[2014] EWCA 316 Civ

We reported on the first instance decision in Issue 155. In that decision, the Wests had previously been awarded damages and interest totalling £649,251.06 and £243,688.89 respectively against IFA in connection with the renovation and improvement of a property in Putney. IFA appealed.

The net contribution clause (the “NCC”) stated:

“Our liability for loss and damage will be limited to the amount that it is reasonable for us to pay in relation to the contractual responsibilities of other consultants, contractors and specialists appointed by you.”

Mr Justice Edwards-Stuart had held that the NCC did not operate to limit IFA’s liability to the Wests in a situation where the other party liable was the main contractor, Maurice Armour (Contracts) Ltd (“Armour”), therefore, he did not reduce the Wests’ damages on account of the fact that Armour was also responsible for some of the losses. Here, IFA submitted that the Judge should have held that the NCC did operate to limit IFA’s liability when any other contractor was responsible for some of the loss and that the case should be remitted back to the TCC to reassess the amount it was reasonable for IFA to pay. The Wests agreed with the Judge’s view, but even if he was wrong, the NCC cannot operate to exclude the principle of joint and several liability. If the NCC was to have that effect, it should be held unenforceable under (a) the requirement of good faith in the UTCC Regulations 1999; and (b) the reasonableness requirement in UCTA 1977.
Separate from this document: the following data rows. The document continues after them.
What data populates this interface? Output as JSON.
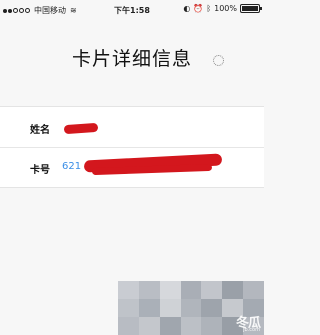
{
  "status_bar": {
    "carrier": "中国移动",
    "wifi_icon": "wifi-icon",
    "time": "下午1:58",
    "battery_text": "100%",
    "battery_level": 1.0
  },
  "page": {
    "title": "卡片详细信息"
  },
  "card_details": {
    "name_label": "姓名",
    "card_number_label": "卡号",
    "card_number_prefix": "621"
  },
  "watermark": {
    "brand": "冬瓜",
    "sub": "jb.com"
  }
}
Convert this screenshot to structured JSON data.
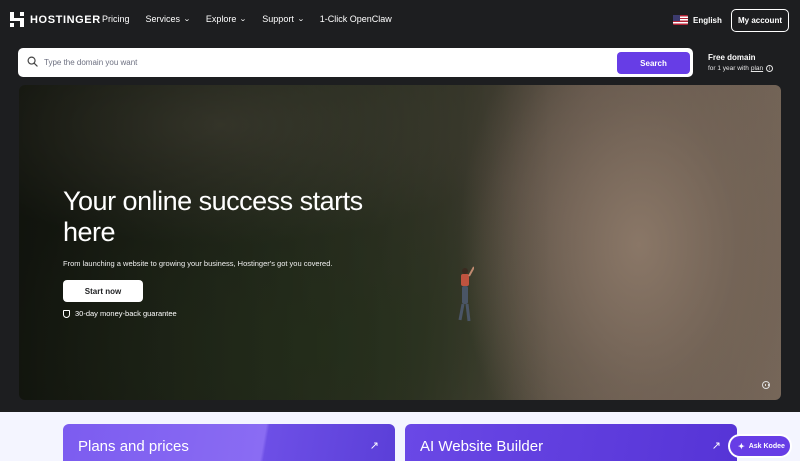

The key question for Vos LJ in considering the Judge’s reasoning regarding construction was the context upon which he (and the Wests) placed such reliance. Vos LJ held that the normal meaning of words was clear: the NCC stated that IFA’s “liability for loss or damage” was to be limited to the amount that it was reasonable for it to pay having regard to “the contractual responsibilities of other consultants, contractors and specialists appointed by [the Wests]”. There was, in his view, no limitation on the words “other consultants, contractors and specialists appointed by [the Wests]”, and they must be taken to mean any such persons, including any appointed main contractor, but excepting IFA (because of the use of the word “other”. The fact that IFA was a consultant and not really a contractor was immaterial to the analysis.

The meaning of the NCC was clear and the relevant factual matrix did not lead Vos LJ to conclude that the parties should be taken to have used the wrong language to express their agreement. Consequently, there was no need for the Judge to resort to the provisions of 7(2) of the UTCC Regulations which state that:

“[i]f there is doubt about the meaning of a written term, the interpretation which is more favourable to the consumer shall prevail.”

The second issue concerned the questions of unfairness under Regulation 5 of the UTCC and reasonableness under UCTA. The Wests submitted that the Judge was wrong for the following main reasons:

  1. The Judge wrongly equated lack of good faith with bad faith, and failed to have regard to all relevant matters under regulations 5 and 6 of the UTCC Regulations.
  2. The NCC placed the risk of Armour’s insolvency on the Wests, and this was especially disadvantageous taken together with the arbitration provisions. The adverse consequences were not drawn to the Wests’ attention as recommended by the RIBA.
  3. The NCC was a clause of a type listed in schedule 2 to the UTCC Regulations, in that it inappropriately limited liability, and required the Wests to sue other parties to obtain full recompense.
  4. The NCC caused a significant imbalance in the parties’ rights and obligations arising under the agreement to the detriment of the Wests. Where IFA and the contractor were liable in law for the same loss, IFA could escape responsibility for a significant proportion of that loss making it disadvantageous for the Wests to sue IFA at all, and shifting the risk of others’ insolvency from IFA to the Wests.

Vos LJ noted that whilst each case turned on its own facts, here the openness of the presentation of the NCC, IFA’s fair dealing in relation to it and the reasonable equality of bargaining power of the parties, were to be weighed in favour of a finding that the inclusion of the NCC satisfied the requirement of good faith.

Vos LJ did not consider that, viewed in isolation, the imbalance was significant due to the fact that the inclusion of such clauses was commonplace in standard RIBA forms, and that a NCC would not be considered unusual in a commercial contract. The Wests also had the final say over the choice of main contractor. In such circumstances, the NCC could not be seen to be so weighted in favour of IFA as to tilt the parties’ rights and obligations under the contract significantly in IFA’s favour. Furthermore, the NCC did not cause a significant imbalance in the parties’ rights and obligations in a manner or to an extent that was contrary to the requirement of good faith. Vos LJ therefore rejected the contention that the NCC was not binding on the Wests under the UTCC Regulations. He was also satisfied that the NCC fulfilled the requirement of reasonableness within the meaning of UCTA and was therefore an effective limitation on IFA’s liability.